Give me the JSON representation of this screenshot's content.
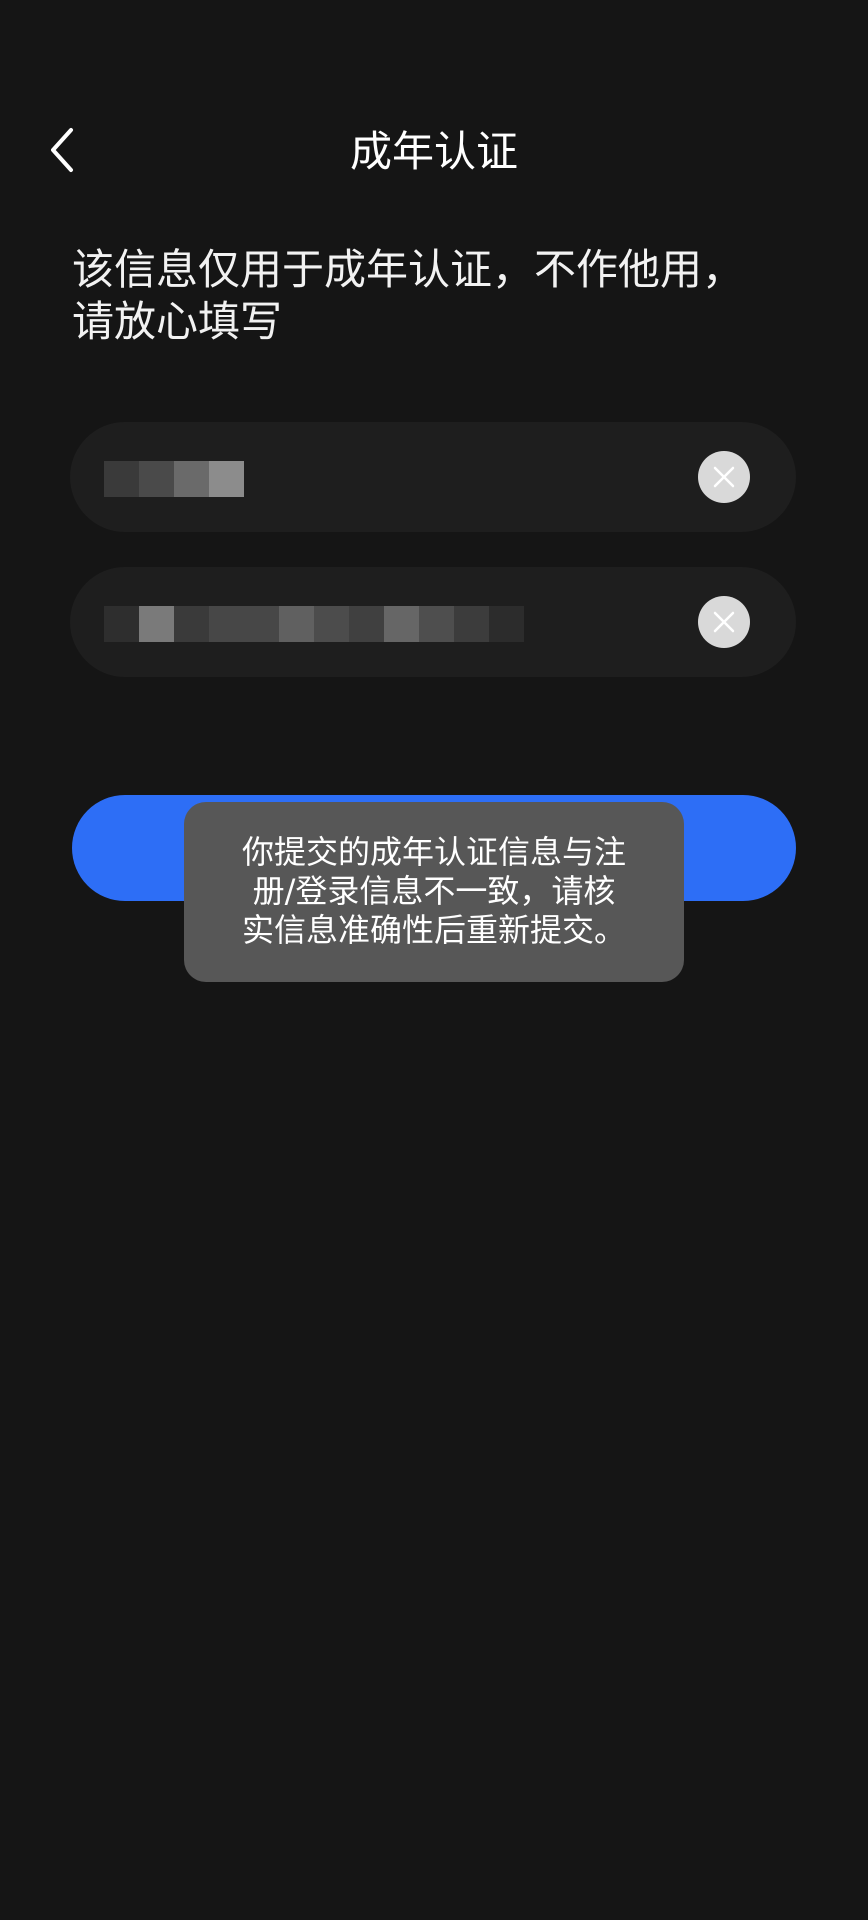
{
  "header": {
    "title": "成年认证",
    "back_icon": "chevron-left-icon"
  },
  "notice": {
    "line1": "该信息仅用于成年认证，不作他用，",
    "line2": "请放心填写"
  },
  "fields": {
    "name": {
      "value_masked": "[redacted name]",
      "clear_icon": "close-icon"
    },
    "id_number": {
      "value_masked": "[redacted ID number]",
      "clear_icon": "close-icon"
    }
  },
  "submit": {
    "label": ""
  },
  "toast": {
    "line1": "你提交的成年认证信息与注",
    "line2": "册/登录信息不一致，请核",
    "line3": "实信息准确性后重新提交。"
  },
  "colors": {
    "background": "#151515",
    "field_background": "#1e1e1e",
    "accent": "#2d6ef6",
    "toast_background": "#575757"
  }
}
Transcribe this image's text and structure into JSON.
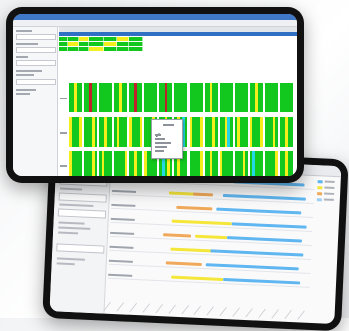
{
  "front_window": {
    "titlebar_color": "#3e78c7",
    "selected_row_color": "#2f6fc4",
    "status_colors": {
      "ok": "#12c81e",
      "warning": "#f4ee1c",
      "alert": "#c0202a",
      "info": "#22d7e6"
    },
    "popup_icon": "pencil-icon"
  },
  "back_window": {
    "legend_colors": [
      "#5fb6f0",
      "#f5e63a",
      "#f0a95a",
      "#9fd0f3"
    ],
    "bar_colors": {
      "primary": "#5fb6f0",
      "secondary": "#f5e63a",
      "tertiary": "#f0a95a"
    }
  }
}
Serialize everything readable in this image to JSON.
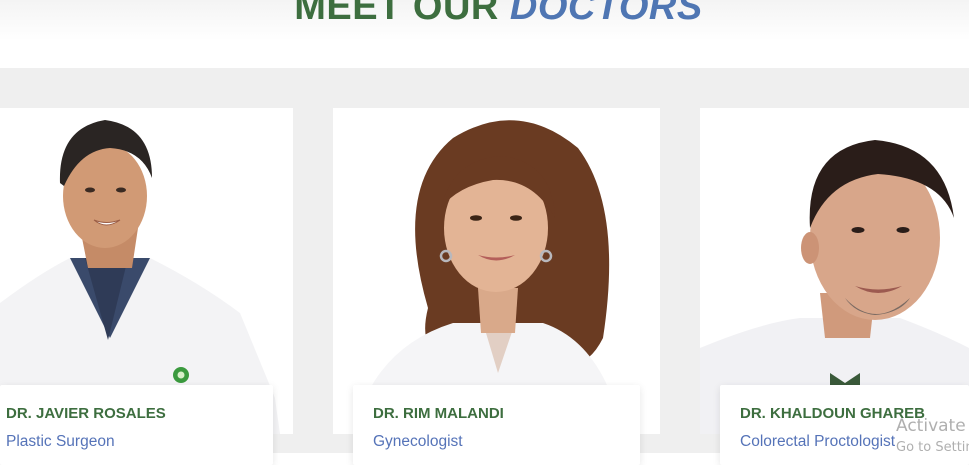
{
  "header": {
    "title_part1": "MEET OUR",
    "title_part2": "DOCTORS"
  },
  "doctors": [
    {
      "name": "DR. JAVIER ROSALES",
      "specialty": "Plastic Surgeon"
    },
    {
      "name": "DR. RIM MALANDI",
      "specialty": "Gynecologist"
    },
    {
      "name": "DR. KHALDOUN GHAREB",
      "specialty": "Colorectal Proctologist"
    }
  ],
  "watermark": {
    "line1": "Activate",
    "line2": "Go to Settin"
  }
}
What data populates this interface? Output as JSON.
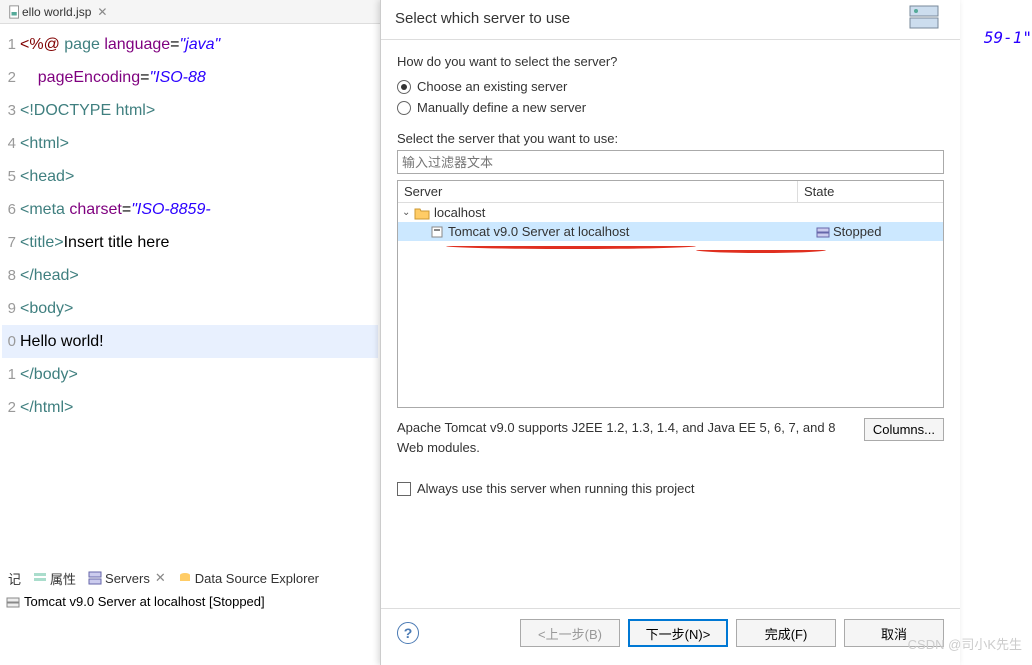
{
  "editor": {
    "tab_name": "ello world.jsp",
    "lines": [
      {
        "n": "1",
        "html": "<span class='tag-red'>&lt;%@</span> <span class='tag-teal'>page</span> <span class='attr-purple'>language</span>=<span class='attr-blue'>\"java\"</span>"
      },
      {
        "n": "2",
        "html": "    <span class='attr-purple'>pageEncoding</span>=<span class='attr-blue'>\"ISO-88</span>"
      },
      {
        "n": "3",
        "html": "<span class='tag-teal'>&lt;!DOCTYPE</span> <span class='tag-teal'>html&gt;</span>"
      },
      {
        "n": "4",
        "html": "<span class='tag-teal'>&lt;html&gt;</span>"
      },
      {
        "n": "5",
        "html": "<span class='tag-teal'>&lt;head&gt;</span>"
      },
      {
        "n": "6",
        "html": "<span class='tag-teal'>&lt;meta</span> <span class='attr-purple'>charset</span>=<span class='attr-blue'>\"ISO-8859-</span>"
      },
      {
        "n": "7",
        "html": "<span class='tag-teal'>&lt;title&gt;</span><span class='txt-black'>Insert title here</span>"
      },
      {
        "n": "8",
        "html": "<span class='tag-teal'>&lt;/head&gt;</span>"
      },
      {
        "n": "9",
        "html": "<span class='tag-teal'>&lt;body&gt;</span>"
      },
      {
        "n": "0",
        "html": "<span class='txt-black'>Hello world!</span>",
        "hl": true
      },
      {
        "n": "1",
        "html": "<span class='tag-teal'>&lt;/body&gt;</span>"
      },
      {
        "n": "2",
        "html": "<span class='tag-teal'>&lt;/html&gt;</span>"
      }
    ],
    "right_fragment": "59-1\""
  },
  "bottom": {
    "tabs": [
      "记",
      "属性",
      "Servers",
      "Data Source Explorer"
    ],
    "server_row": "Tomcat v9.0 Server at localhost  [Stopped]"
  },
  "dialog": {
    "title": "Select which server to use",
    "question": "How do you want to select the server?",
    "radio1": "Choose an existing server",
    "radio2": "Manually define a new server",
    "select_label": "Select the server that you want to use:",
    "filter_placeholder": "输入过滤器文本",
    "table": {
      "col_server": "Server",
      "col_state": "State",
      "root": "localhost",
      "item_name": "Tomcat v9.0 Server at localhost",
      "item_state": "Stopped"
    },
    "description": "Apache Tomcat v9.0 supports J2EE 1.2, 1.3, 1.4, and Java EE 5, 6, 7, and 8 Web modules.",
    "columns_btn": "Columns...",
    "checkbox_label": "Always use this server when running this project",
    "buttons": {
      "back": "<上一步(B)",
      "next": "下一步(N)>",
      "finish": "完成(F)",
      "cancel": "取消"
    }
  },
  "watermark": "CSDN @司小K先生"
}
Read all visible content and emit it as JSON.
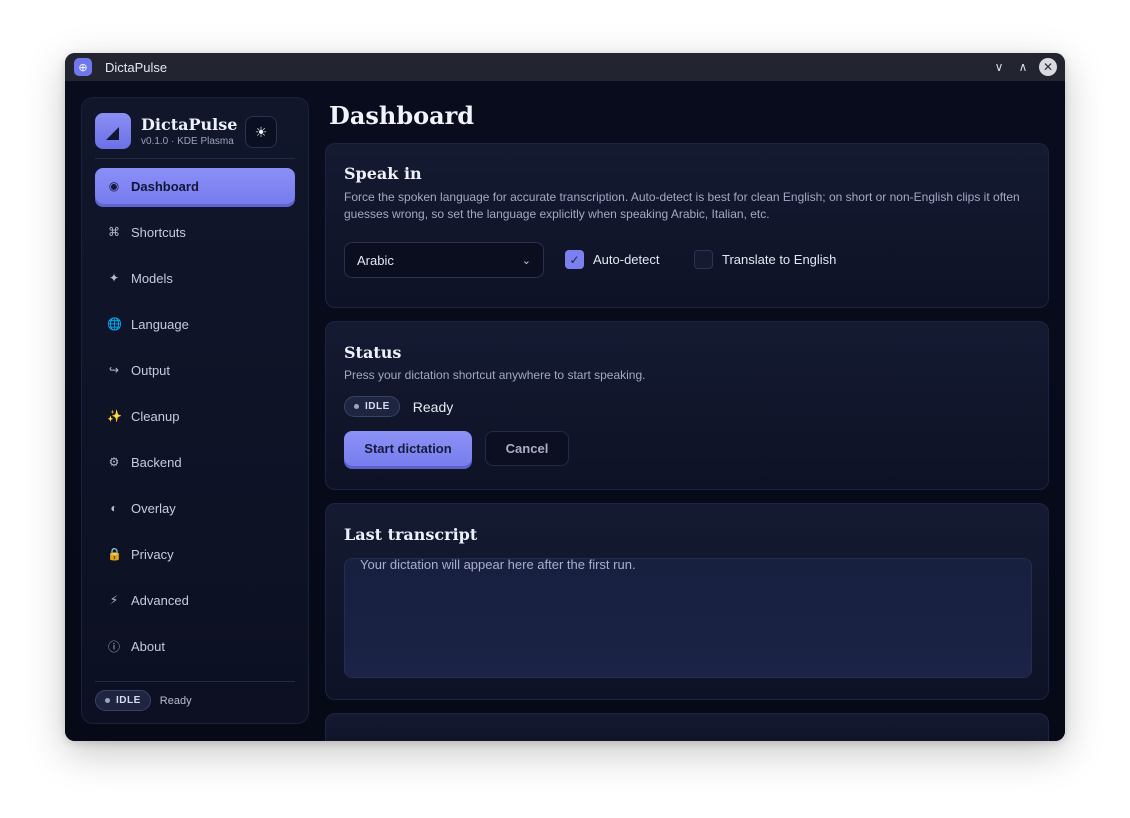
{
  "window": {
    "title": "DictaPulse"
  },
  "brand": {
    "name": "DictaPulse",
    "version": "v0.1.0 · KDE Plasma"
  },
  "nav": [
    {
      "label": "Dashboard",
      "icon": "◉",
      "icon_name": "dashboard-icon",
      "active": true
    },
    {
      "label": "Shortcuts",
      "icon": "⌘",
      "icon_name": "command-icon"
    },
    {
      "label": "Models",
      "icon": "✦",
      "icon_name": "sparkle-icon"
    },
    {
      "label": "Language",
      "icon": "🌐",
      "icon_name": "globe-icon"
    },
    {
      "label": "Output",
      "icon": "↪",
      "icon_name": "output-arrow-icon"
    },
    {
      "label": "Cleanup",
      "icon": "✨",
      "icon_name": "sparkles-icon"
    },
    {
      "label": "Backend",
      "icon": "⚙",
      "icon_name": "gear-icon"
    },
    {
      "label": "Overlay",
      "icon": "◐",
      "icon_name": "half-circle-icon"
    },
    {
      "label": "Privacy",
      "icon": "🔒",
      "icon_name": "lock-icon"
    },
    {
      "label": "Advanced",
      "icon": "⚡",
      "icon_name": "lightning-icon"
    },
    {
      "label": "About",
      "icon": "ⓘ",
      "icon_name": "info-icon"
    }
  ],
  "sidebar_status": {
    "badge": "IDLE",
    "text": "Ready"
  },
  "page": {
    "title": "Dashboard"
  },
  "speak_in": {
    "title": "Speak in",
    "description": "Force the spoken language for accurate transcription. Auto-detect is best for clean English; on short or non-English clips it often guesses wrong, so set the language explicitly when speaking Arabic, Italian, etc.",
    "language": "Arabic",
    "auto_detect": {
      "label": "Auto-detect",
      "checked": true
    },
    "translate": {
      "label": "Translate to English",
      "checked": false
    }
  },
  "status": {
    "title": "Status",
    "description": "Press your dictation shortcut anywhere to start speaking.",
    "badge": "IDLE",
    "text": "Ready",
    "start_label": "Start dictation",
    "cancel_label": "Cancel"
  },
  "transcript": {
    "title": "Last transcript",
    "placeholder": "Your dictation will appear here after the first run."
  },
  "colors": {
    "accent": "#7b80ee",
    "background": "#070b1a"
  }
}
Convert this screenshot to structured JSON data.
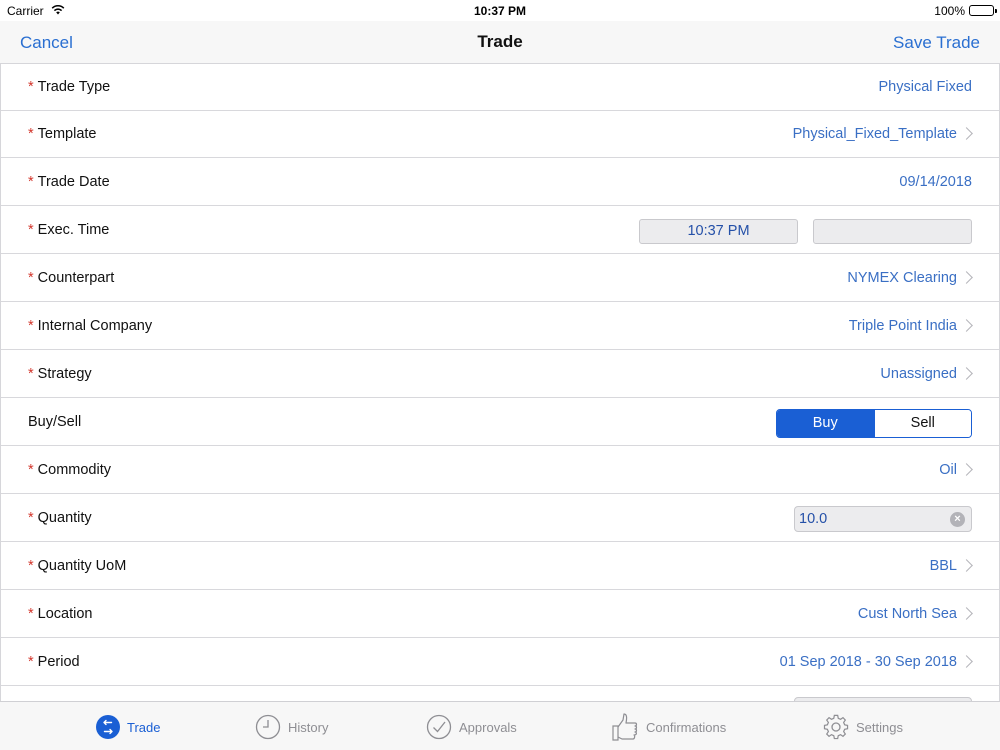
{
  "status_bar": {
    "carrier": "Carrier",
    "time": "10:37 PM",
    "battery": "100%"
  },
  "nav": {
    "cancel_label": "Cancel",
    "title": "Trade",
    "save_label": "Save Trade"
  },
  "form": {
    "required_marker": "*",
    "trade_type": {
      "label": "Trade Type",
      "value": "Physical Fixed"
    },
    "template": {
      "label": "Template",
      "value": "Physical_Fixed_Template"
    },
    "trade_date": {
      "label": "Trade Date",
      "value": "09/14/2018"
    },
    "exec_time": {
      "label": "Exec. Time",
      "value": "10:37 PM",
      "second_value": ""
    },
    "counterpart": {
      "label": "Counterpart",
      "value": "NYMEX Clearing"
    },
    "internal_company": {
      "label": "Internal Company",
      "value": "Triple Point India"
    },
    "strategy": {
      "label": "Strategy",
      "value": "Unassigned"
    },
    "buy_sell": {
      "label": "Buy/Sell",
      "options": [
        "Buy",
        "Sell"
      ],
      "selected": "Buy"
    },
    "commodity": {
      "label": "Commodity",
      "value": "Oil"
    },
    "quantity": {
      "label": "Quantity",
      "value": "10.0"
    },
    "quantity_uom": {
      "label": "Quantity UoM",
      "value": "BBL"
    },
    "location": {
      "label": "Location",
      "value": "Cust North Sea"
    },
    "period": {
      "label": "Period",
      "value": "01 Sep 2018 - 30 Sep 2018"
    }
  },
  "tabs": [
    {
      "label": "Trade",
      "icon": "trade-arrows-icon",
      "active": true
    },
    {
      "label": "History",
      "icon": "clock-icon",
      "active": false
    },
    {
      "label": "Approvals",
      "icon": "checkmark-circle-icon",
      "active": false
    },
    {
      "label": "Confirmations",
      "icon": "thumbs-up-icon",
      "active": false
    },
    {
      "label": "Settings",
      "icon": "gear-icon",
      "active": false
    }
  ],
  "colors": {
    "accent": "#1a5fd4",
    "link": "#2a6fd1",
    "value_text": "#3a6fc4",
    "required": "#d2352b"
  }
}
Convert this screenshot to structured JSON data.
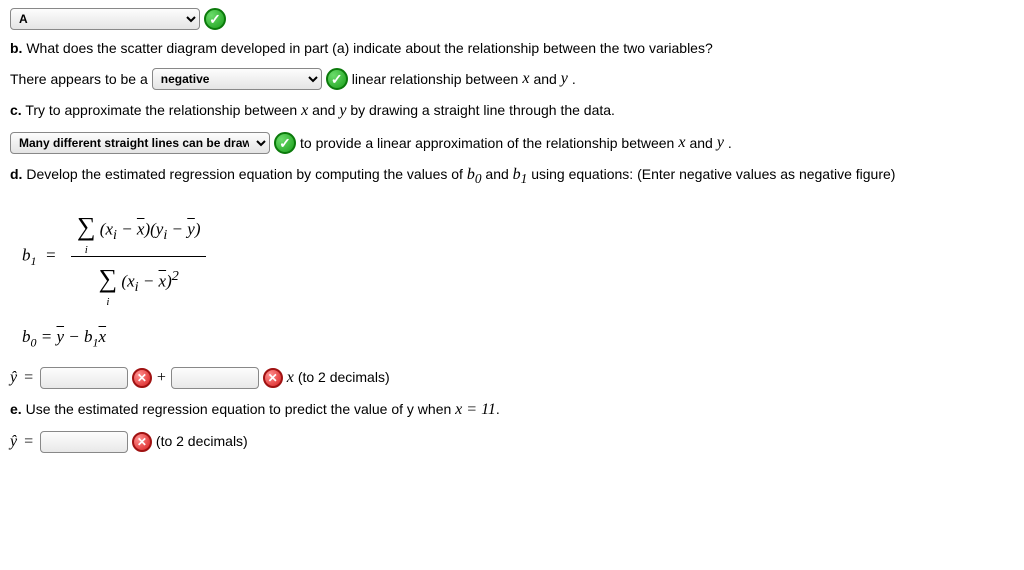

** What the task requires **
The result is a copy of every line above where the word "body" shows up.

** Written answer **
        "html": "<span class='tag-teal'>&lt;body&gt;</span>"
        "html": "<span class='tag-teal'>&lt;/body&gt;</span>"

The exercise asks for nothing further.